# Assignment
Line count for the string "CFDs": state how many lines in the records below hold it, giving only the number.

Dataset entries Start Marker

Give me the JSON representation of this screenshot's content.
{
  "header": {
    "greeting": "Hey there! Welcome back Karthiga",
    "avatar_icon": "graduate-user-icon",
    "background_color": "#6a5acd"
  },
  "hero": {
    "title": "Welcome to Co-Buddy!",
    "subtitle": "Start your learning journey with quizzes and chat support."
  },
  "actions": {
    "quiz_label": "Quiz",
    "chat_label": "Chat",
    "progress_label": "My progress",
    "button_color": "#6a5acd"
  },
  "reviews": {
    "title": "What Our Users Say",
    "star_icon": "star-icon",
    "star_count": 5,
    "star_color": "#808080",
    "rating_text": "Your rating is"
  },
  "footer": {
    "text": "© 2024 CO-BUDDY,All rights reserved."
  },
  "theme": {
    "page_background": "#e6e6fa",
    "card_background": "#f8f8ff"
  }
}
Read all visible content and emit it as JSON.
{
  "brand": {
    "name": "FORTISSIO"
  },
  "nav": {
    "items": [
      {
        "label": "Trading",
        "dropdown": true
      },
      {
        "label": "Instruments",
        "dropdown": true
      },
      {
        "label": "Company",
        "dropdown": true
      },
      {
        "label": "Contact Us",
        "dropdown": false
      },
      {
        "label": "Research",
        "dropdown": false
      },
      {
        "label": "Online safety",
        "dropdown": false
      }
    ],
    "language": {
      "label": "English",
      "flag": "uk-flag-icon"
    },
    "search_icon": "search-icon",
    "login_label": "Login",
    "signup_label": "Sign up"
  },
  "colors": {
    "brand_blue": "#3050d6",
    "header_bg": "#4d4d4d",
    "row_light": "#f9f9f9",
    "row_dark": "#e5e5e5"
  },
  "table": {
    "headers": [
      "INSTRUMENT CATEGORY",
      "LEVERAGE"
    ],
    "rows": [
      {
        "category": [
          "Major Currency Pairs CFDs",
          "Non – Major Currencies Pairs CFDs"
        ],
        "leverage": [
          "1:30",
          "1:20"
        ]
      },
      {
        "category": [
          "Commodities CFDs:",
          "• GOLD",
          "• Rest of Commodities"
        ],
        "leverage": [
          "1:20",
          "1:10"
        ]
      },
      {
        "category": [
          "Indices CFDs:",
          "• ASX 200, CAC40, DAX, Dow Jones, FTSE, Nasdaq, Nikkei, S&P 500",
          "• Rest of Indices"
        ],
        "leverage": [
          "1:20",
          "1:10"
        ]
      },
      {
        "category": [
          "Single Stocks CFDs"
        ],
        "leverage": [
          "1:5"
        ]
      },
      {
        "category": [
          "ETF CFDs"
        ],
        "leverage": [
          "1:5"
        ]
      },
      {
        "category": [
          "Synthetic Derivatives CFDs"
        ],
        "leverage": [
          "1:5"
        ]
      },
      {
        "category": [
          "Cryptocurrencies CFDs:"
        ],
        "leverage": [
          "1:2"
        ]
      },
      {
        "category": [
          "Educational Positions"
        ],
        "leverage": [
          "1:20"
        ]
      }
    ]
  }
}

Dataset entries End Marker

# Answer for this exercise
8